An early aficionado of music, Ketenjian impressed his grandparents as a toddler by picking out the best songs in the family record collection. The Ketenjians’ Armenian music was from the oud, the world’s first sophisticated stringed instrument. An oud has 11 strings and a bowl-like back the size of a half watermelon.
The oud originated from and continues to be one of the most popular instruments in Armenia, Turkey, Iran and throughout the Middle East. After crusaders went through the Middle Eastern countries, they took the instrument back to Europe and put frets on it. It developed into the lute and eventually the guitar.

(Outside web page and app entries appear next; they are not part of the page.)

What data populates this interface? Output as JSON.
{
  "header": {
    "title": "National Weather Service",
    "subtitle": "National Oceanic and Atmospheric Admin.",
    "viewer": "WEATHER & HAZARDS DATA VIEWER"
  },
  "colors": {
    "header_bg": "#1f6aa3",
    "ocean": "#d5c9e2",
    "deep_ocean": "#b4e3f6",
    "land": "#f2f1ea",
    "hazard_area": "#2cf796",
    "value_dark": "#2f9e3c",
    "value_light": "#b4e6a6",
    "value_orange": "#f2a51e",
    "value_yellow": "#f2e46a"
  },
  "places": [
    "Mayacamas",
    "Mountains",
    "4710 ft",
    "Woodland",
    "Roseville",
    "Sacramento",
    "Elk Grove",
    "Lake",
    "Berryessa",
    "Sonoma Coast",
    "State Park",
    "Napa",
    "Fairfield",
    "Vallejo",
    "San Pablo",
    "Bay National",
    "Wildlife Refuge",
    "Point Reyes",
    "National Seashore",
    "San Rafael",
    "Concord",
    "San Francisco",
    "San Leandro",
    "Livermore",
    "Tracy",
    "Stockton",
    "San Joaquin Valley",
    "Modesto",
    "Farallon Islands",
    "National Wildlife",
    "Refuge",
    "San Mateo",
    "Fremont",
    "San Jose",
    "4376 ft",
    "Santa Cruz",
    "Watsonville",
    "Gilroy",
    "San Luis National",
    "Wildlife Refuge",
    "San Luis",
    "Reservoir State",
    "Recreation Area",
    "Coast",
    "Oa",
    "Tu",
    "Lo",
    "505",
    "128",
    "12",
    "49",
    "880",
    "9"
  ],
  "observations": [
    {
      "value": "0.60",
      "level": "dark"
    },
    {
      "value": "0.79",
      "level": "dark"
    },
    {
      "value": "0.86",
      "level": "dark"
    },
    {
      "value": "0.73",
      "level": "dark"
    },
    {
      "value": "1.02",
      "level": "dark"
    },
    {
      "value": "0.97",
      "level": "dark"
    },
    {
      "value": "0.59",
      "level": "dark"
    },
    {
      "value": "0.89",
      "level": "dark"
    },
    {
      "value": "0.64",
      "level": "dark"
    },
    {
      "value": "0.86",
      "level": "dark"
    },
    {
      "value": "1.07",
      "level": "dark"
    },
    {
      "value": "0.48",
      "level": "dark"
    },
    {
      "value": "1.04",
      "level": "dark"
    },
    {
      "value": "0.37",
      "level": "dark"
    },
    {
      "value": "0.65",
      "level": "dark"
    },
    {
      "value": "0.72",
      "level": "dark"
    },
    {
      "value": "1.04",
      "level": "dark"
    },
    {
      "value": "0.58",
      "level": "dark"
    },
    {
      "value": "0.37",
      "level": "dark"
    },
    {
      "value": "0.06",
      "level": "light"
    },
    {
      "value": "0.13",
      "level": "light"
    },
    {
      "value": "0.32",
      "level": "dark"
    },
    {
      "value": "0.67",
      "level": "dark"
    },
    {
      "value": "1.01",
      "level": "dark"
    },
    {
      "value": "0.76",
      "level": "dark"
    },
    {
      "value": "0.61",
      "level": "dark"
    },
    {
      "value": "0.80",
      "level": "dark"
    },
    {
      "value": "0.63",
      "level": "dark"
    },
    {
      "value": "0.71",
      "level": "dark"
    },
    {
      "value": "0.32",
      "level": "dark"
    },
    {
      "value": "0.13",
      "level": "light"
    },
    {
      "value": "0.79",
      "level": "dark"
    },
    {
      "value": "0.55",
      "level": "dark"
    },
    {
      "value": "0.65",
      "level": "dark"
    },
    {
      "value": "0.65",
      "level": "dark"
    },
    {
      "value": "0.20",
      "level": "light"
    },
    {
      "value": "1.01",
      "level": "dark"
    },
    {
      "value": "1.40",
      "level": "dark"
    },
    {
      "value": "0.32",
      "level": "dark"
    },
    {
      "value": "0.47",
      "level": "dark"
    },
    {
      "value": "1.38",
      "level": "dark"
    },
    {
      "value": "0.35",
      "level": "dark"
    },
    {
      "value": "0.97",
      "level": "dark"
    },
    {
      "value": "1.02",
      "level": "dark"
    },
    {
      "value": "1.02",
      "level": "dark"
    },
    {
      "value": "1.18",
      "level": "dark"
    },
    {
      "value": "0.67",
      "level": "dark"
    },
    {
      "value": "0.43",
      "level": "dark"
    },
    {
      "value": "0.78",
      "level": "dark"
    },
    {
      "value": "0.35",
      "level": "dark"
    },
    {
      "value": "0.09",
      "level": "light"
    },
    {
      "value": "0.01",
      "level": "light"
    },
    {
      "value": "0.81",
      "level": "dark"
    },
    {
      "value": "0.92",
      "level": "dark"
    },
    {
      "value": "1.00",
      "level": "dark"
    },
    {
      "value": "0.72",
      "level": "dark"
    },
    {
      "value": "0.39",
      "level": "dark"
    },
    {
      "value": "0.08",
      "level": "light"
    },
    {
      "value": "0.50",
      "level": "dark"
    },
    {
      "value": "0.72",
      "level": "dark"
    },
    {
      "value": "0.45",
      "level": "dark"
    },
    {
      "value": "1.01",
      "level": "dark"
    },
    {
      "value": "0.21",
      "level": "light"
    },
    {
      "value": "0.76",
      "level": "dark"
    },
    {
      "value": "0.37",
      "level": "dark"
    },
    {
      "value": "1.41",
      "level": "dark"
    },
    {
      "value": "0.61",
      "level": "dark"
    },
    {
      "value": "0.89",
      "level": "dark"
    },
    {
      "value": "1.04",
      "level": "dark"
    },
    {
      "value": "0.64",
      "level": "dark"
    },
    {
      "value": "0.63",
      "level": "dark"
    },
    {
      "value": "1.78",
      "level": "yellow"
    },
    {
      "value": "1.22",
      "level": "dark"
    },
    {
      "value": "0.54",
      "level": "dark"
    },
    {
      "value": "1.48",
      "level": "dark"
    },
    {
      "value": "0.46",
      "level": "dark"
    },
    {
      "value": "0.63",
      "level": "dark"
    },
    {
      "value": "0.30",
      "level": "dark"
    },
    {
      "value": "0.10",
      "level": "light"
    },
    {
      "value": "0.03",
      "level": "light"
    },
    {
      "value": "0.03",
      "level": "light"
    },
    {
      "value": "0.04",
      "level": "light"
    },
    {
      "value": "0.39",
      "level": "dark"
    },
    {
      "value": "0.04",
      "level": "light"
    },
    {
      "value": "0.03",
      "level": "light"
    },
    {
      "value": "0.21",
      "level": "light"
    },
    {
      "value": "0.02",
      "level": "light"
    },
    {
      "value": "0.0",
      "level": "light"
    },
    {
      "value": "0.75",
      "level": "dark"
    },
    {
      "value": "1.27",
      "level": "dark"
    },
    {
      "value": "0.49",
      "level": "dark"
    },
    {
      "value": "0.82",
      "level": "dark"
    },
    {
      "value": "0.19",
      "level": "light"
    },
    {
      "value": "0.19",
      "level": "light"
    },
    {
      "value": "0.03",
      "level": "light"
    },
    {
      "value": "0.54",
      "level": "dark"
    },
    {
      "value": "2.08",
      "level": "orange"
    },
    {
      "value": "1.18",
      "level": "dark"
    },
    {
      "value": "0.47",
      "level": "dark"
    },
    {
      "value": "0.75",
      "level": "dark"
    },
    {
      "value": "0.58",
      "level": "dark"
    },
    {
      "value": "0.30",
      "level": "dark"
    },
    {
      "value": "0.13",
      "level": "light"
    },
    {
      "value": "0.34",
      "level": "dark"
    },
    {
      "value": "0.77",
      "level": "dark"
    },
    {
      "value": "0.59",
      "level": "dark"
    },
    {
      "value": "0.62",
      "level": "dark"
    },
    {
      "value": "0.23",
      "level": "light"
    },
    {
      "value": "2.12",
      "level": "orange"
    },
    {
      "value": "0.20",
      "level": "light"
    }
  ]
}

As a boy, Ketenjian tried to tune his Stella guitar to sound like a oud. But because of influence from his California friends, he bought a Strat and started a surf band. However, by the time he was 25, he got himself an oud and mastered it by ear.
Oud players are rare in the United States. For example, an Arabic man who recently visited the gallery said that although he had heard the instrument his entire life and had a collection of its music, he had never before seen a oud or a oud player.
Although Ketenjian has supported himself as a oud player during various periods of his life, he has too many interests to limit himself to being solely a musician.
“I don’t care to practice eight hours a day to become a virtuoso,” he said. “I like to do the pottery and paint and do other things, and I don’t care to be on the road.”
Perhaps it was restlessness that inspired Ketenjian to give up his contractor’s license and sell his house in Visalia. He leased a piece of property in the middle of a 20-acre olive grove, which had no running water and no electricity.
“I lived for 10 years with oil lamps and a wood-burning stove,” he said. “I carried my water in. I could take a shower and get really clean with four gallons of water. That’s where I built the wood-burning kiln and experimented with that.”
He built the kiln in the middle of that grove, barbecued a steak, then made his first piece of pottery. His interest was captivated.
Ketenjian was a quick study when he took a ceramics class at a community college.
“By the time that semester was over, I had my first show at the chamber of commerce and sold almost $300 worth of pottery,” he said. “That’s not going to put you on the map, but I found it fairly fascinating. People say you have to suffer for your art for 30 years before you can have a show – it’s not true.”
He learned about the effects of different kinds of wood on firing pottery. Glazing the work was not necessary he said.
“Over the course of a long firing, the alumina and the silica from the ash from the burning wood will flux and melt and run, and create its own glaze,” he said.
Ketenjian’s goal was to make pottery so beautiful it needed no decoration. But one day he admired a new pot glistening on the wheel that was still wet. He mixed up some porcelain and put a brush mark on the pot and realized how it felt to be a painter.
“The way I’ve learned is by reading articles,” he said. “I spent the first year choosing an artist I admired and read his or her life story. In reading in between the lines, I learned their process.”
The next year he started making sketches, and the next he bought some supplies and began experimenting with brushwork.
A 10-year career working in massage and studying anatomy has helped Ketenjian’s figurative work.
Portraits, landscapes and still lifes are also represented at the Galerie Bluü. There are five pieces celebrating the jazz performers from the gallery. Another painting is a self-portrait with Ketenjian on the oud.
“The show is a psychological success whether there’s huge dollars or not,” Ketenjian said. “It’s irrelevant because I am going to continue to do it anyway. What I am excited about is my next body of work.”
Ketenjian recently purchased an etching press and plans to create etchings and dry point pieces. He also plans to build a doorless anagama kiln with a catenary arch.
“My main focus is the art of living,” he said.